Baby Mama, along with Juno and its more recent sisters The Back Up Plan and The Switch can be seen as warnings to young women to have babies while they still can, with or without male life-partners. They serve as cautionary tales for career women who have waited too long and are now suffering from what Sylvia Ann Hewlett, in her controversial book, calls “baby hunger.” In all of these films, career women take matters into their own hands in response to biological clocks set to go off like time- bombs that end their fertility. Of course, since these films are romantic comedies, they always end up with male partners, and their babies are the products of romance. Even in The Back Up Plan, after Zoe (Jennifer Lopez) has twins as a result of artificial insemination, the film ends with her pregnant by her new lover Stan (Alex O'Loughlin) with a more romantic “real” baby. The film seems to warn, if she had only waited one more day before resorting to IVF, she could have had a real family with all her babies biologically related to their new dad. Interestingly, the way that Stan finally proves his love to Zoe is by accepting her redheaded IVF babies as his own.

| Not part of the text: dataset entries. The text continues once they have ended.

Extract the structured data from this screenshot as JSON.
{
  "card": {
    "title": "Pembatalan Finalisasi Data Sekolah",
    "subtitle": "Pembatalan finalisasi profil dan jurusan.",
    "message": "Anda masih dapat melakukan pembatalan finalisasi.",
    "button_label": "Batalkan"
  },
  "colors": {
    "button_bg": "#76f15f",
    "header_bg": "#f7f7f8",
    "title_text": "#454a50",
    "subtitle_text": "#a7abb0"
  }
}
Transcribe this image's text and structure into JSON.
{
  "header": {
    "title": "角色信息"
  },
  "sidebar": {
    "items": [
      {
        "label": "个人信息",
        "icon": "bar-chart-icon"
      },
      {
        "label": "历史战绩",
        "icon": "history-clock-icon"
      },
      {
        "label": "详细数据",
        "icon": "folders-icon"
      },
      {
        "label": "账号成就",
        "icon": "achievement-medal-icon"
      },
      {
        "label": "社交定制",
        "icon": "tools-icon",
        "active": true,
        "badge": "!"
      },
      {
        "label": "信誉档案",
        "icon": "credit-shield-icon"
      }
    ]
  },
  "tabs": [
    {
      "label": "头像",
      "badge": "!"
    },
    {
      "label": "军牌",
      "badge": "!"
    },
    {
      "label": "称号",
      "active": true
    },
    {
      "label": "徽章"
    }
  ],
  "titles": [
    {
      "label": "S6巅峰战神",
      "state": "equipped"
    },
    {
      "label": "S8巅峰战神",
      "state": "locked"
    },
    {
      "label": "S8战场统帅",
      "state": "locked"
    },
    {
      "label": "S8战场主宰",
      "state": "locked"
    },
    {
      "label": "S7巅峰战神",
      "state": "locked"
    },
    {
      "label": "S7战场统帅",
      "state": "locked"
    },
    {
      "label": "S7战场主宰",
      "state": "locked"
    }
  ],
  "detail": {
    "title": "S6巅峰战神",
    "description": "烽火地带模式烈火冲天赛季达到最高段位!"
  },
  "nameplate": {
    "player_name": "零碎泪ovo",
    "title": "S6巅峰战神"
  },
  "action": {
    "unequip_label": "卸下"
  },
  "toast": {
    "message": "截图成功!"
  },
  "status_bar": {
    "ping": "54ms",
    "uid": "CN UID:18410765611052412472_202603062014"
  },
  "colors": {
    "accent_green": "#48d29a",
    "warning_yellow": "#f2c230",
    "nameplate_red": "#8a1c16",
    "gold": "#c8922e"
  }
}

“Who's your daddy now” takes on new meaning in an age when sperm banks are big business and donor's identities are usually confidential. And with egg donation taking off, the identity of biological mothers is not as certain as it once was. In fact, genetic engineering makes it possible to use genetic material from two or more women's eggs, which can then be implanted into another's woman's womb (the "gestational carrier”), who can carry the fetus for yet another woman. This means, it is now possible to have three or more biological mothers. And, thanks to IVF, those mothers can be older. For example, ten years ago, a 67-year old woman gave birth to twins.

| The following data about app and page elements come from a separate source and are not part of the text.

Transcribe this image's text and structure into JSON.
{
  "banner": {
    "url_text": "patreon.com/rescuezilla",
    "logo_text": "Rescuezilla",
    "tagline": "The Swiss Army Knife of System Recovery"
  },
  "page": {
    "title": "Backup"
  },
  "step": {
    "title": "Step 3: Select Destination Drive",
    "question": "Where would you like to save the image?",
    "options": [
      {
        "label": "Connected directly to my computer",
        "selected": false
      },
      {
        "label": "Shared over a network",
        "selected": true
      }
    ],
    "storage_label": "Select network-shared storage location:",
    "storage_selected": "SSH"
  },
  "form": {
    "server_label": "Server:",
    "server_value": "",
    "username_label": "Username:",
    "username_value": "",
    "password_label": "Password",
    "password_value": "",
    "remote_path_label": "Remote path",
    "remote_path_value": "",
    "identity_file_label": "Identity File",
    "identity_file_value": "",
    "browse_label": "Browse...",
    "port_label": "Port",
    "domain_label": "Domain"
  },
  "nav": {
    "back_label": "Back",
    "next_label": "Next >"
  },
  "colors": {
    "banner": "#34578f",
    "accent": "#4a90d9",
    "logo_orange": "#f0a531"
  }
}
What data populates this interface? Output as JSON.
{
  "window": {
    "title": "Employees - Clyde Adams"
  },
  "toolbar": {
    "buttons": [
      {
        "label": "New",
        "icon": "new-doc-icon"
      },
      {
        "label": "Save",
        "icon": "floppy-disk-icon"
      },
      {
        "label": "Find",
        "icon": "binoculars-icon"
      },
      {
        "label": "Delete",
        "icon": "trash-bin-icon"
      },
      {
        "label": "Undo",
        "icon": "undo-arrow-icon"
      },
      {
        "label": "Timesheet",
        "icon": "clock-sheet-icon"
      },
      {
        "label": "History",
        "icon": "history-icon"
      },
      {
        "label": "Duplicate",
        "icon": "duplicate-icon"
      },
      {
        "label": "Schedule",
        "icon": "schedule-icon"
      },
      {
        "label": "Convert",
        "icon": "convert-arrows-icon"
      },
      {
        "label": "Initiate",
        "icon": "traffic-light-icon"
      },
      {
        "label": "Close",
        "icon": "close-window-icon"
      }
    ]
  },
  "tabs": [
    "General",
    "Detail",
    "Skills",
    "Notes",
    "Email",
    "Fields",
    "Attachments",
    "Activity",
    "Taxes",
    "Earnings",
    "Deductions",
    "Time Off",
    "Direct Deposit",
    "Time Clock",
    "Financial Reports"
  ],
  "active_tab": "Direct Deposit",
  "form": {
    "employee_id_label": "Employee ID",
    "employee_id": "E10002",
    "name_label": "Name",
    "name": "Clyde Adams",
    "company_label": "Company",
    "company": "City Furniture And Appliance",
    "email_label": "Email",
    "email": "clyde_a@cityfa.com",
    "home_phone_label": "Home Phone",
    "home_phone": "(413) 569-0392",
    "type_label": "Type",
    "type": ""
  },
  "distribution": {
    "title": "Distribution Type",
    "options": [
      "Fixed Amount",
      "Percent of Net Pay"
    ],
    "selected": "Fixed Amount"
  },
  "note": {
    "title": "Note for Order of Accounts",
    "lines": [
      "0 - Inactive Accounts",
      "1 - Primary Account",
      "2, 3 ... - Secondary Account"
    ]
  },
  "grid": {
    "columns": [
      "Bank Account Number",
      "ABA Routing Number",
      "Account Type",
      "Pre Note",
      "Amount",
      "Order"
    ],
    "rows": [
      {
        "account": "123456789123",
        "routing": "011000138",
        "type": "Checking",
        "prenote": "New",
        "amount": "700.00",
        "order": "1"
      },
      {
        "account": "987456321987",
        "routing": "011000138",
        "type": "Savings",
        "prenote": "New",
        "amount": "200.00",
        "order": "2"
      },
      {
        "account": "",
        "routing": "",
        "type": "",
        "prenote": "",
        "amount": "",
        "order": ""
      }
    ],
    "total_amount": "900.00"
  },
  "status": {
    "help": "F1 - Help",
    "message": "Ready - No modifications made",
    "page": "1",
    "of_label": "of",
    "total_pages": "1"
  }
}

In the U.S., there is very little regulation of IVF, and sperm and egg donation. Egg donors, especially college educated women, can make $30,000-$50,000. And sperm donation is a billion dollar business. Every year the number of women using IVF or ART increases. And yet, much of this industry is shrouded in secrecy. Unlike Canada, or other countries, there is no limit on the number of embryos that can be implanted; and usually several embryos are implanted to make sure one of them "takes.” This means doctors use what they call "selective reduction” (abortion) to remove some of the embryos for women who don't want multiple births. ART and IVF open up new options to women, but at the same time, they bring new difficulties and tribulations, including expensive medical procedures, side effects from hormones, multiple implantations, and selective reduction. Reproductive technology is outstripping ethical and legal deliberations over the effects of ART and IVF on women's health and women's lives.

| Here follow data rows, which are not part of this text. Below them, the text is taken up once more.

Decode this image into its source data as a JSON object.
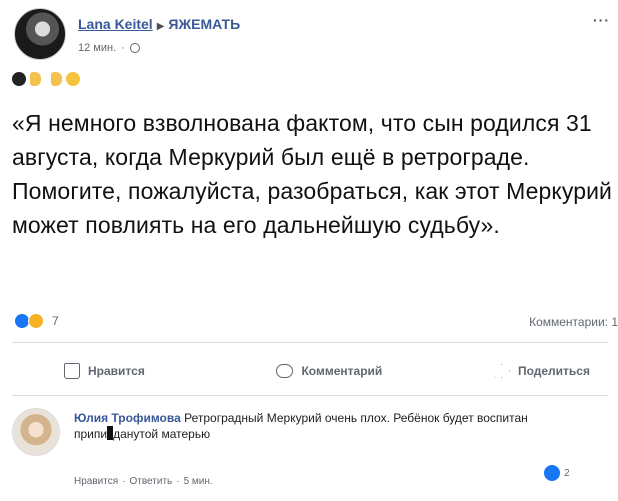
{
  "post": {
    "author": "Lana Keitel",
    "group": "ЯЖЕМАТЬ",
    "time": "12 мин.",
    "more": "···",
    "text": "«Я немного взволнована фактом, что сын родился 31 августа, когда Меркурий был ещё в ретрограде. Помогите, пожалуйста, разобраться, как этот Меркурий может повлиять на его дальнейшую судьбу».",
    "reactions_count": "7",
    "comments_count": "Комментарии: 1"
  },
  "actions": {
    "like": "Нравится",
    "comment": "Комментарий",
    "share": "Поделиться"
  },
  "comment": {
    "author": "Юлия Трофимова",
    "text_part1": "Ретроградный Меркурий очень плох. Ребёнок будет воспитан припи",
    "text_part2": "данутой матерью",
    "like": "Нравится",
    "separator": "·",
    "reply": "Ответить",
    "time": "5 мин.",
    "reactions_count": "2"
  },
  "icons": {
    "globe": "globe-icon",
    "more": "more-icon",
    "like": "thumbs-up-icon",
    "comment": "comment-bubble-icon",
    "share": "share-arrow-icon"
  },
  "colors": {
    "link": "#385898",
    "like_reaction": "#1877f2",
    "haha_reaction": "#f7b125",
    "muted": "#606770"
  }
}
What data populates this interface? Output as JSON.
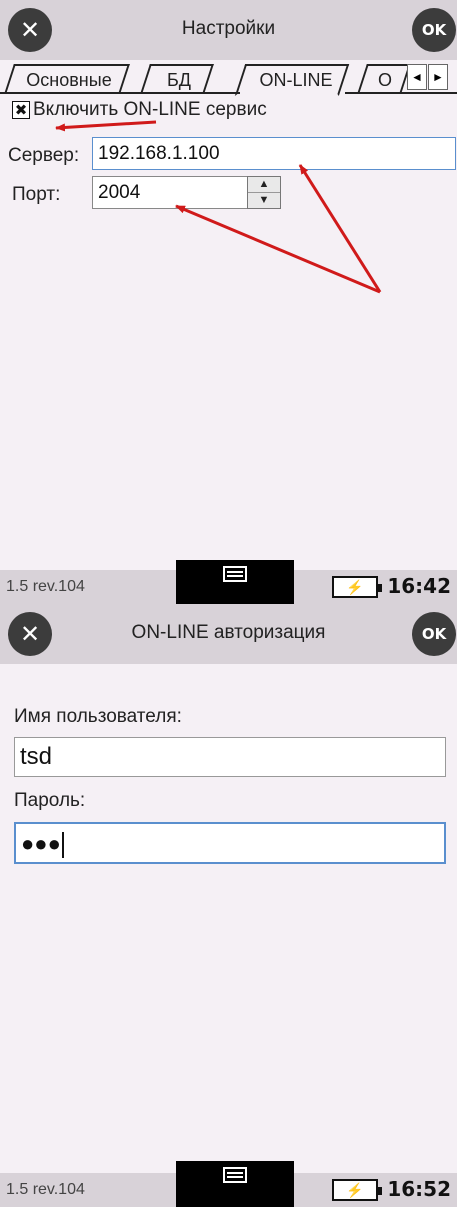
{
  "screen1": {
    "title": "Настройки",
    "close_icon": "close-icon",
    "ok_label": "OK",
    "tabs": [
      "Основные",
      "БД",
      "ON-LINE",
      "О"
    ],
    "active_tab": "ON-LINE",
    "tab_scroll_left": "◄",
    "tab_scroll_right": "►",
    "online_checkbox": {
      "label": "Включить ON-LINE сервис",
      "checked": true,
      "mark": "✖"
    },
    "server": {
      "label": "Сервер:",
      "value": "192.168.1.100"
    },
    "port": {
      "label": "Порт:",
      "value": "2004",
      "up": "▲",
      "down": "▼"
    },
    "status": {
      "version": "1.5 rev.104",
      "battery": "⚡",
      "time": "16:42"
    }
  },
  "screen2": {
    "title": "ON-LINE авторизация",
    "ok_label": "OK",
    "username": {
      "label": "Имя пользователя:",
      "value": "tsd"
    },
    "password": {
      "label": "Пароль:",
      "value": "●●●"
    },
    "status": {
      "version": "1.5 rev.104",
      "battery": "⚡",
      "time": "16:52"
    }
  },
  "colors": {
    "arrow": "#d01a1a",
    "focus_border": "#5a8fce",
    "title_bg": "#d8d2d8",
    "page_bg": "#f5f0f5"
  }
}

Kelly Oliver is Distinguished Professor of Philosophy at Vanderbilt University and well-known feminist philosopher She is the author of fourteen nonfiction books, most recently, Hunting Girls: Sexual Violence from The Hunger Games to Rape on Campus, which won a 2016 Choice Magazine award, and Knock me up, Knock me down: Images of Pregnancy in Hollywood Film. Her new mystery trilogy takes on ripped-from- the-headlines crimes like rape drugs on campus, sex trafficking, and the secretive world of IVF. The adventure begins with Wolf: A Jessica James Mystery, followed by Coyote: A Jessica James Mystery, and most recently F.O.X.: A Jessica James Mystery, which highlights problems around ART and IVF. Learn more the Jessica James Mysteriesand Kelly Oliver's other books at www. kellyoliverbooks.com